Heart disease is not a disease but a syndrome, so a whole family of different diseases can precede this condition. Diabetes, obesity, heart valve problems, lung disease, heart attack and irregular heartbeats are only some factors that can cause heart failure. “Pinning down the roots of heart failure can be confusing,” says Butler, who serves as deputy chief science advisor for the American Heart Association. “Unlike some heart problems, heart failure is not one disease. It has a few common causes, and a few less common, even rare, causes.”
Finding new ways to identify people at risk for developing heart failureâ€”before damage is doneâ€”is his raison d’etre and primary research focus, according to Emory Medicine magazine.
Macular degeneration is the leading cause of sight impairment and blindness in older people. The macula, in the center of the retina, is the portion of the eye that allows for the perception of fine detail. AMD gradually destroys a personâ€™s central vision, ultimately preventing reading, driving, and seeing objects clearly
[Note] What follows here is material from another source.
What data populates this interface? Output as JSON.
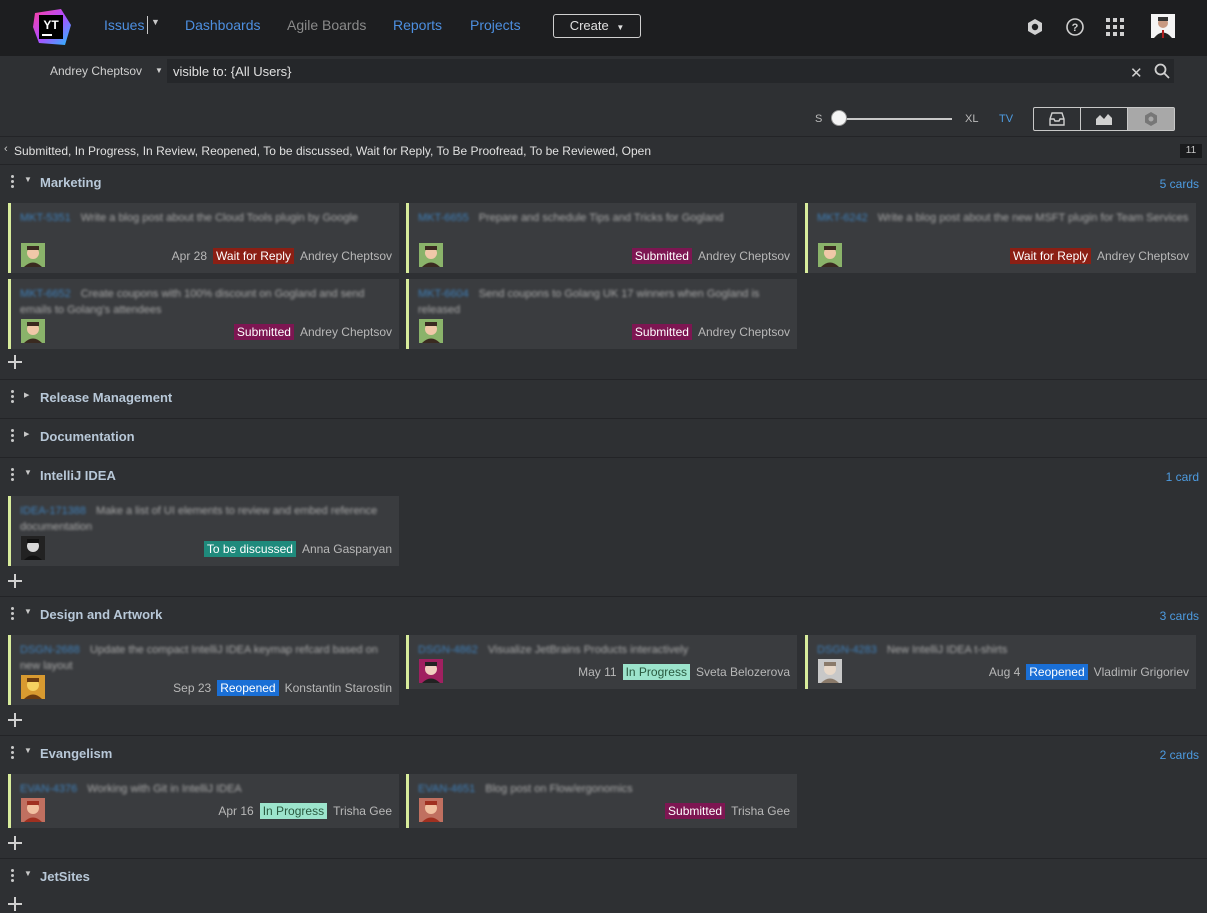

In a recent article of Emory Magazine, Ono, an ocular immunologist, says, â€œIf a person with AMD looks at graph paper, some of the lines will be wavy instead of straight. Certain parts of the image are no longer being transferred to the brain.â€
The palliative care program at Emory University is working to improve quality of life and wellness by addressing the physical, psychological, ethical, spiritual and social needs of patients with serious, life-threatening or progressive chronic illnesses, and provides support to their families and caregivers.
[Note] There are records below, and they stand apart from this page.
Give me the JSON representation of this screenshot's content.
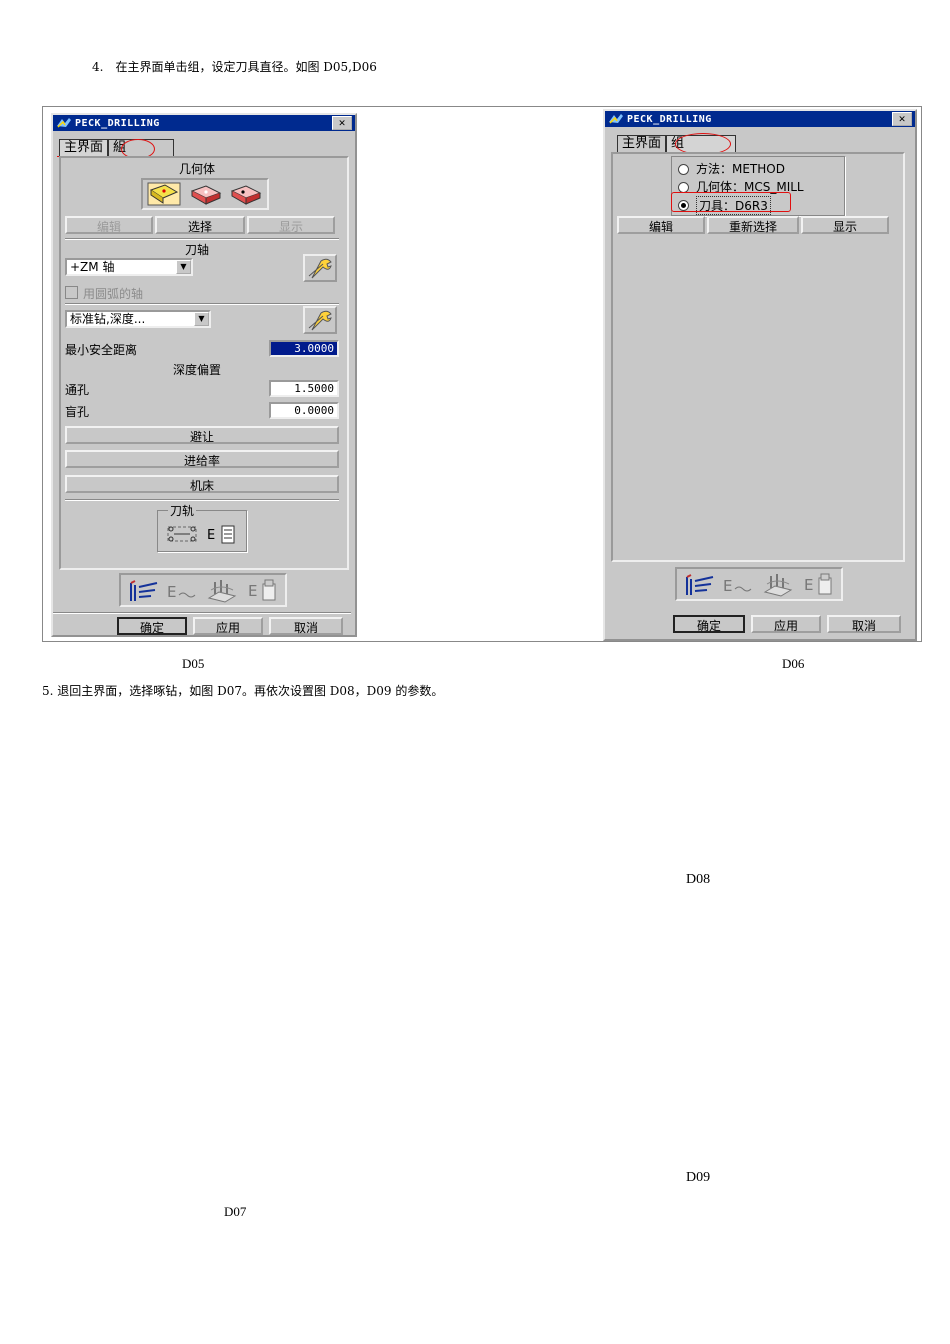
{
  "doc": {
    "step4": "4.　在主界面单击组，设定刀具直径。如图 D05,D06",
    "step5": "5. 退回主界面，选择啄钻，如图 D07。再依次设置图 D08，D09 的参数。",
    "captions": {
      "d05": "D05",
      "d06": "D06",
      "d07": "D07",
      "d08": "D08",
      "d09": "D09"
    }
  },
  "dialog_left": {
    "title": "PECK_DRILLING",
    "close_glyph": "✕",
    "tabs": [
      "主界面",
      "組"
    ],
    "geometry_heading": "几何体",
    "geo_buttons": [
      "编辑",
      "选择",
      "显示"
    ],
    "axis_heading": "刀轴",
    "axis_value": "+ZM 轴",
    "arc_axis_label": "用圆弧的轴",
    "cycle_value": "标准钻,深度...",
    "min_clearance_label": "最小安全距离",
    "min_clearance_value": "3.0000",
    "depth_offset_heading": "深度偏置",
    "through_hole_label": "通孔",
    "through_hole_value": "1.5000",
    "blind_hole_label": "盲孔",
    "blind_hole_value": "0.0000",
    "buttons": [
      "避让",
      "进给率",
      "机床"
    ],
    "toolpath_group": "刀轨",
    "bottom": [
      "确定",
      "应用",
      "取消"
    ]
  },
  "dialog_right": {
    "title": "PECK_DRILLING",
    "close_glyph": "✕",
    "tabs": [
      "主界面",
      "组"
    ],
    "options": [
      "方法：METHOD",
      "几何体：MCS_MILL",
      "刀具：D6R3"
    ],
    "selected_option": 2,
    "group_buttons": [
      "编辑",
      "重新选择",
      "显示"
    ],
    "bottom": [
      "确定",
      "应用",
      "取消"
    ]
  },
  "colors": {
    "titlebar": "#002a8f",
    "highlight": "#e01010",
    "dialog": "#c8c8c8"
  }
}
Tammie E. Quest, MD
Often mistakenly confused with hospice care, palliative care is appropriately provided to patients in any stage of serious illness – whereas hospice care is primarily used for those approaching the end stage of life, says Tammie Quest, MD, interim director of the Emory Center for Palliative Care.
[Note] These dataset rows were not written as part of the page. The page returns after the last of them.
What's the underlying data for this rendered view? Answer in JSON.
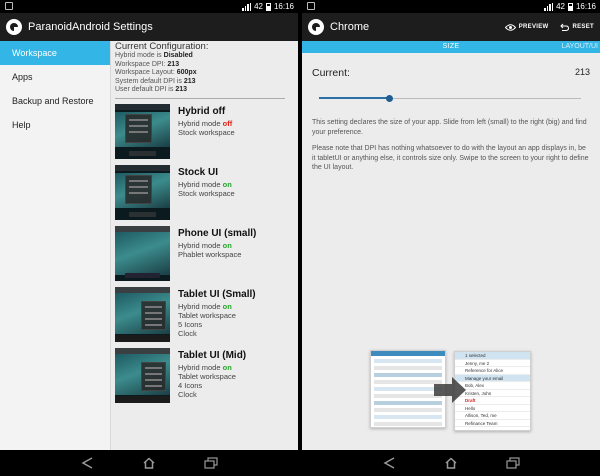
{
  "status": {
    "left_time": "16:16",
    "right_time": "16:16",
    "left_battery": "42",
    "right_battery": "42"
  },
  "left": {
    "title": "ParanoidAndroid Settings",
    "sidebar": [
      {
        "label": "Workspace",
        "active": true
      },
      {
        "label": "Apps",
        "active": false
      },
      {
        "label": "Backup and Restore",
        "active": false
      },
      {
        "label": "Help",
        "active": false
      }
    ],
    "config": {
      "heading": "Current Configuration:",
      "hybrid_label": "Hybrid mode is",
      "hybrid_value": "Disabled",
      "dpi_label": "Workspace DPI:",
      "dpi_value": "213",
      "layout_label": "Workspace Layout:",
      "layout_value": "600px",
      "sys_label": "System default DPI is",
      "sys_value": "213",
      "user_label": "User default DPI is",
      "user_value": "213"
    },
    "modes": [
      {
        "title": "Hybrid off",
        "hybrid_prefix": "Hybrid mode",
        "hybrid_state": "off",
        "line2": "Stock workspace",
        "line3": "",
        "line4": ""
      },
      {
        "title": "Stock UI",
        "hybrid_prefix": "Hybrid mode",
        "hybrid_state": "on",
        "line2": "Stock workspace",
        "line3": "",
        "line4": ""
      },
      {
        "title": "Phone UI (small)",
        "hybrid_prefix": "Hybrid mode",
        "hybrid_state": "on",
        "line2": "Phablet workspace",
        "line3": "",
        "line4": ""
      },
      {
        "title": "Tablet UI (Small)",
        "hybrid_prefix": "Hybrid mode",
        "hybrid_state": "on",
        "line2": "Tablet workspace",
        "line3": "5 Icons",
        "line4": "Clock"
      },
      {
        "title": "Tablet UI (Mid)",
        "hybrid_prefix": "Hybrid mode",
        "hybrid_state": "on",
        "line2": "Tablet workspace",
        "line3": "4 Icons",
        "line4": "Clock"
      }
    ]
  },
  "right": {
    "title": "Chrome",
    "preview_label": "PREVIEW",
    "reset_label": "RESET",
    "tab_size": "SIZE",
    "tab_layout": "LAYOUT/UI",
    "current_label": "Current:",
    "current_value": "213",
    "slider_fraction": 0.27,
    "desc1": "This setting declares the size of your app. Slide from left (small) to the right (big) and find your preference.",
    "desc2": "Please note that DPI has nothing whatsoever to do with the layout an app displays in, be it tabletUI or anything else, it controls size only. Swipe to the screen to your right to define the UI layout.",
    "illustration": {
      "header": "1 selected",
      "lines": [
        "Jenny, me  2",
        "Reference for Alice",
        "Manage your email",
        "Bob, Alex",
        "Kristen, John",
        "Draft",
        "Hello",
        "Allison, Ted, me",
        "Refinance Team"
      ]
    }
  },
  "colors": {
    "accent": "#33b5e5",
    "on": "#28a72c",
    "off": "#e0241b"
  }
}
A typical palliative care “team” consists of physicians, nurses, social workers, chaplains, mental health professionals, therapists and pharmacists, assisting patients through a wide array of illnesses, including stroke, heart and lung disease, cancer and HIV.
The palliative care teams work closely with primary physicians to control pain, relieve symptoms of illnesses – such as nausea, fatigue and depression. Teams help provide counseling in making difficult medical decisions and provide emotional and spiritual support, coordinate home care referrals and assist with identifying future care needs.
For adult organ transplant recipients, juggling a lifetime regimen of immunosuppressant drugs is difficult enough, but for children it presents an even greater challenge.Â These drugs, which also can have toxic side effects, must strike a delicate balance between preventing organ rejection and protecting from infections.
But childrenâ€™s immune systems are still â€œlearningâ€ what distinguishes them from the world around them, and children are constantly developing and changing, both physically and emotionally. This puts them at greater risk for complications either through inappropriate medication or failure to take these drugs properly.
The ARRA-funded project will not only help determine which medications children should take, but also will give them the support to care for their transplanted organs.Â The Emory scientists are studying new biological monitoring technologies that can identify unique ways to determine exactly how much medication a child really needs. These studies are being combined with a novel transition care clinic specializing in helping children cope with their illness and assuming responsibility for their care.
â€œThis award indicates exceptional insight by the NIAID into the critical link between a childâ€™s physical well-being and their emotional maturity,â€ says Kirk. â€œIt will accelerate progress in this vital area of research for a very deserving subset of chronically ill children.â€